Interface dataset entries:
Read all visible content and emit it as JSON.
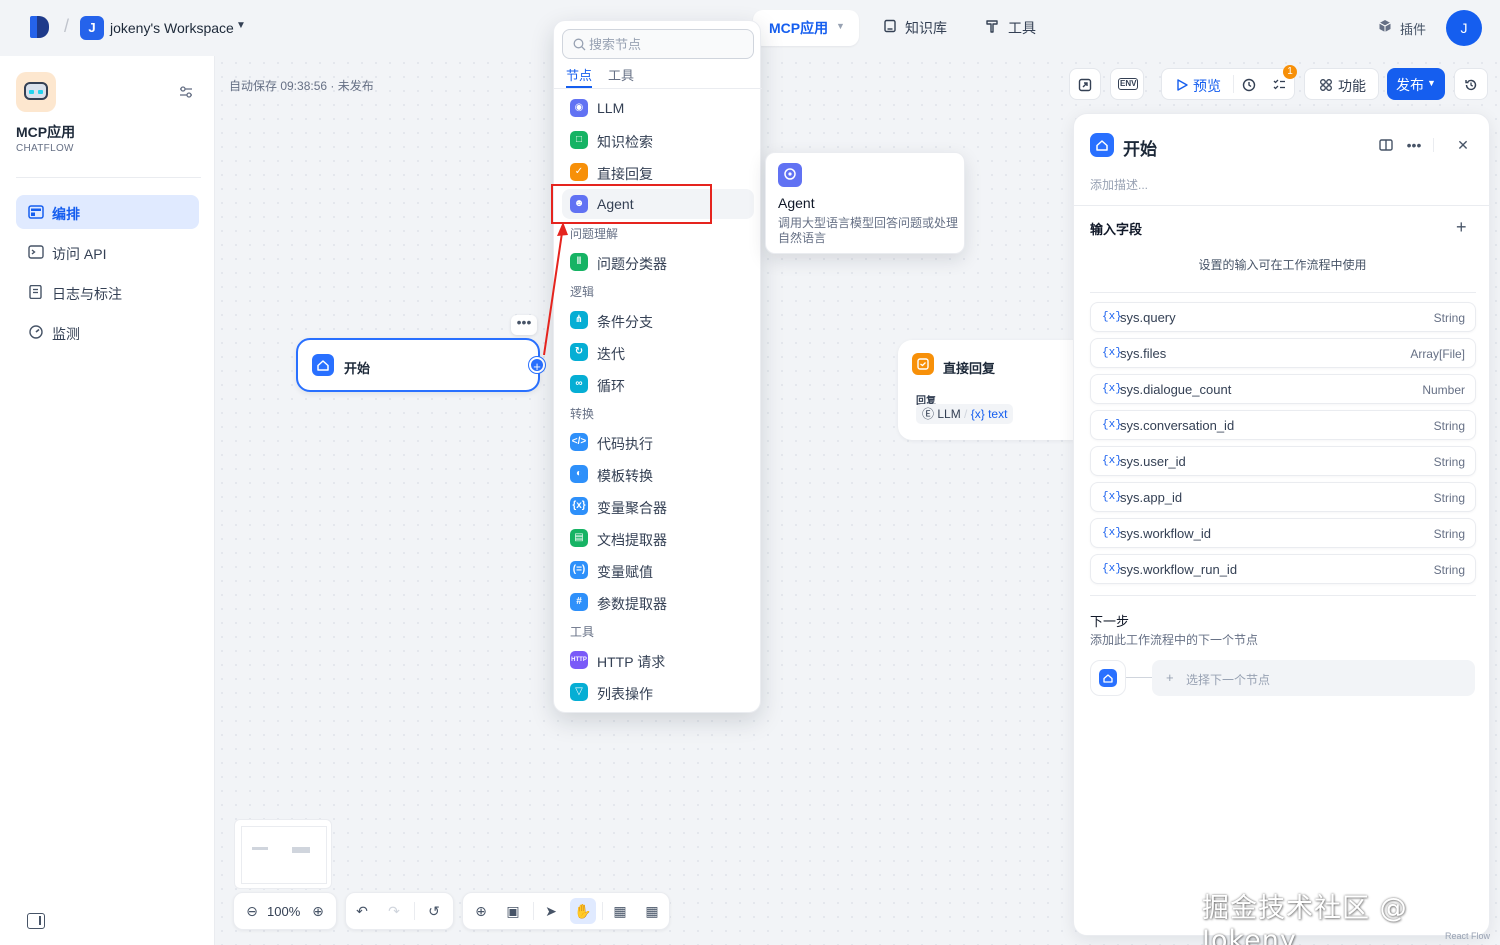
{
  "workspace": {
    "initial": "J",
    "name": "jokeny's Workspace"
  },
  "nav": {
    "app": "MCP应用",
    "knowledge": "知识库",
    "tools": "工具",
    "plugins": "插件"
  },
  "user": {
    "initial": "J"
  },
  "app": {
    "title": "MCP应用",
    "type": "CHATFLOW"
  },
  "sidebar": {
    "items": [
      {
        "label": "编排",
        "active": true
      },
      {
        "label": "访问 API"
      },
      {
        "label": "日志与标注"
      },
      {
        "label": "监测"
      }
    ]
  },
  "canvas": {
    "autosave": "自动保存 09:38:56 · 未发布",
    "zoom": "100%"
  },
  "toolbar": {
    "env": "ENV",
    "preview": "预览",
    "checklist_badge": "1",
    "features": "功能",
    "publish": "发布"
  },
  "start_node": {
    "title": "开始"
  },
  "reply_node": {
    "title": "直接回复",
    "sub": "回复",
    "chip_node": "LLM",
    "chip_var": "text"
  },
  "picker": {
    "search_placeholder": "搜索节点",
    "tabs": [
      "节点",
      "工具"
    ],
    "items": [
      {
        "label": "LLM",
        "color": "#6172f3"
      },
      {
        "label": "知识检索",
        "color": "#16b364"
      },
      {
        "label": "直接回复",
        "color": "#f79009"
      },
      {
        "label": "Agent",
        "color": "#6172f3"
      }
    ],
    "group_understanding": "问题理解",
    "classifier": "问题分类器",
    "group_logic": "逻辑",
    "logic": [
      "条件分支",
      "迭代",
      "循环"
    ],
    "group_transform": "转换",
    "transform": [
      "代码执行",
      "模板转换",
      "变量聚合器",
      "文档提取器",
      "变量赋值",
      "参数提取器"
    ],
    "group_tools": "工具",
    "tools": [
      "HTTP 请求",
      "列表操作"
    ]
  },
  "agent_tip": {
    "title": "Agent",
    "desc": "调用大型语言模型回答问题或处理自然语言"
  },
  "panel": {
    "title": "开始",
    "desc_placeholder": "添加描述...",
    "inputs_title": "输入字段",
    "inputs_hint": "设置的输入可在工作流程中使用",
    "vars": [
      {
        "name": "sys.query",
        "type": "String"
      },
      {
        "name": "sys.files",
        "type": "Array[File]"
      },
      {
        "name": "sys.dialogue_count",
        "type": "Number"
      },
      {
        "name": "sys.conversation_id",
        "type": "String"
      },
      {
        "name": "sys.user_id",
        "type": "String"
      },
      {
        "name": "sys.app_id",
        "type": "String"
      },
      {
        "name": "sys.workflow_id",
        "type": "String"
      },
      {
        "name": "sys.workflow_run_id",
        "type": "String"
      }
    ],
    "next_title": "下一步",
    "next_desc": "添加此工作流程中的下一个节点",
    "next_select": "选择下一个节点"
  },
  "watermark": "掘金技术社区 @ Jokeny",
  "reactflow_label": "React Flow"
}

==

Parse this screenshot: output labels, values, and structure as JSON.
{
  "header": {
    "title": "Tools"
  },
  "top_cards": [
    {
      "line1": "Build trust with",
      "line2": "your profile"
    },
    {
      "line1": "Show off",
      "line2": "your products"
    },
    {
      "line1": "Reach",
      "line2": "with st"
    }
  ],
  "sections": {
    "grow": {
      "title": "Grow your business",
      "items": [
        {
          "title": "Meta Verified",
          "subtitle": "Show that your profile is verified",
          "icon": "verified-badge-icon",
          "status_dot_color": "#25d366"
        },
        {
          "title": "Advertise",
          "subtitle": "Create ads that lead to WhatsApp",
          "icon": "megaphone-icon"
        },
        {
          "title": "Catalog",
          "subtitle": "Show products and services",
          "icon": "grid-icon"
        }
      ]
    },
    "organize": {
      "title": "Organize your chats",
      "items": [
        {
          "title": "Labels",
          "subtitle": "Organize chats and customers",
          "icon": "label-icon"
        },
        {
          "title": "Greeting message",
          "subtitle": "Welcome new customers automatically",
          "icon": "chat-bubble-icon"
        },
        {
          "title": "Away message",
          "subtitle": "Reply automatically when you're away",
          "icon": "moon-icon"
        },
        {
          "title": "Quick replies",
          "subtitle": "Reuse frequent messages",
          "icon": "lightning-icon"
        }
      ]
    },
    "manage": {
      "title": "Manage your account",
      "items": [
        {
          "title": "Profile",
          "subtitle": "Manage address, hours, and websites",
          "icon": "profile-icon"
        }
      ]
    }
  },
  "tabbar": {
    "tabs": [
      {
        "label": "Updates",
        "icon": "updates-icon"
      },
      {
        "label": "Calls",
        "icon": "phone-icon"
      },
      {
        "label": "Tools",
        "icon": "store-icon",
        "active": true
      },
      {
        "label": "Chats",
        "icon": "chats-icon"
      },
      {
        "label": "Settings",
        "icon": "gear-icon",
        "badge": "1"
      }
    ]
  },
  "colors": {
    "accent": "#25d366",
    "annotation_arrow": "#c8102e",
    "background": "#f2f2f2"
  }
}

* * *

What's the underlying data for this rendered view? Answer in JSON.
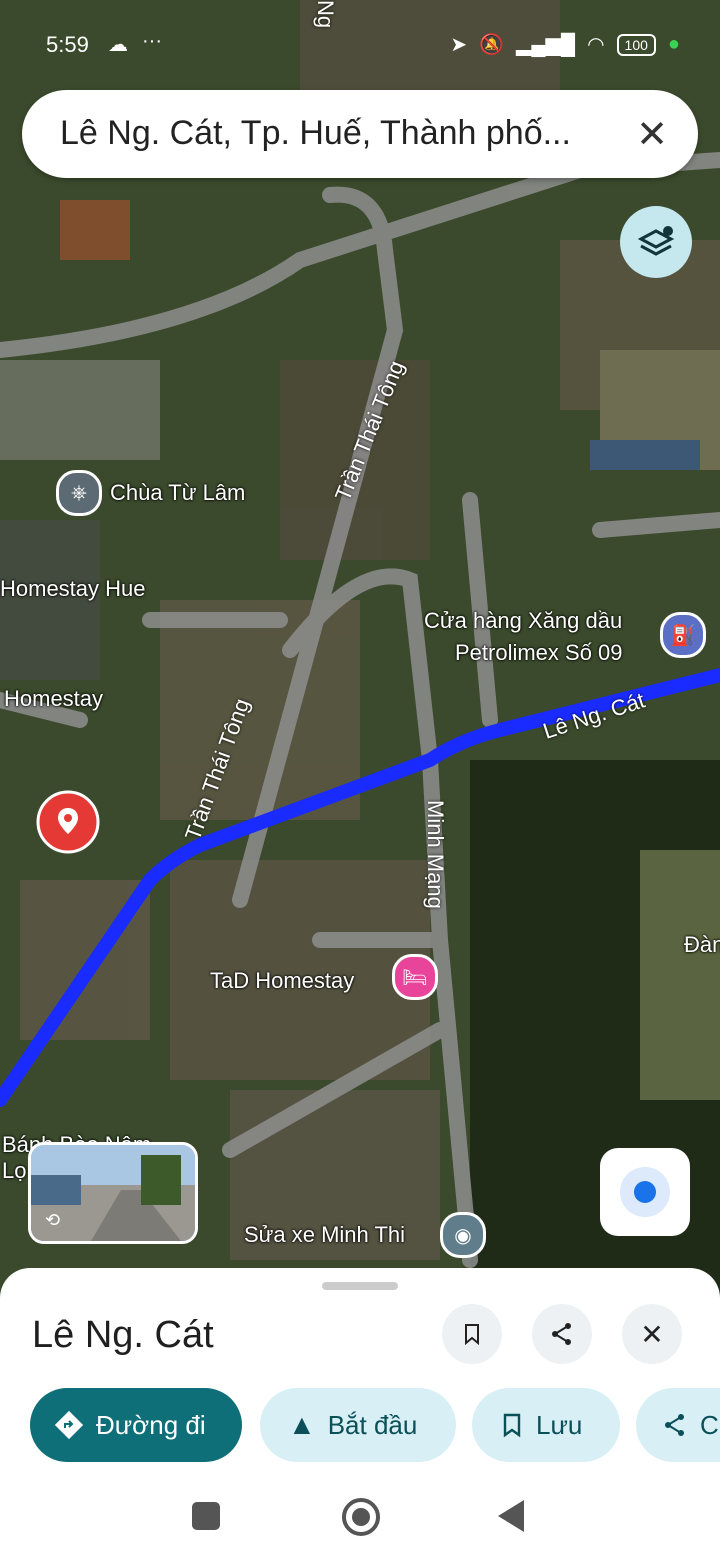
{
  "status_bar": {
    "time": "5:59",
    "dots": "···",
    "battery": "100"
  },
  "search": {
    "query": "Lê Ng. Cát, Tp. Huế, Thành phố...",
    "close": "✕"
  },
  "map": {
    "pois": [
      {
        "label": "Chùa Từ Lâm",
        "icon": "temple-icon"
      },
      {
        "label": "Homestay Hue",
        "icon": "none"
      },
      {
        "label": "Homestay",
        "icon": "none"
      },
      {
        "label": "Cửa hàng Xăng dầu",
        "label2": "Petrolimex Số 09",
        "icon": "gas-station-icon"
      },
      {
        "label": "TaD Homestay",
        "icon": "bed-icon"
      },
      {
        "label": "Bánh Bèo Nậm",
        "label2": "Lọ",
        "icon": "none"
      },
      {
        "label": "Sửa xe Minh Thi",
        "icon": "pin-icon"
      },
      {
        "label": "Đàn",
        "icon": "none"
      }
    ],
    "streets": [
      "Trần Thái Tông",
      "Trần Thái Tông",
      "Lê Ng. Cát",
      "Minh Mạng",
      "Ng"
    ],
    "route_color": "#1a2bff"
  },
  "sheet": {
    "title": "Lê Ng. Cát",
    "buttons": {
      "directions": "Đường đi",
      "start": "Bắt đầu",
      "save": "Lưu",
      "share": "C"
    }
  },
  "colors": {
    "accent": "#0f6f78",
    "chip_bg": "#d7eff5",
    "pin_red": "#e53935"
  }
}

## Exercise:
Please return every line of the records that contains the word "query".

## Exercise result:
        "name": "sys.query",
    "query": "Lê Ng. Cát, Tp. Huế, Thành phố...",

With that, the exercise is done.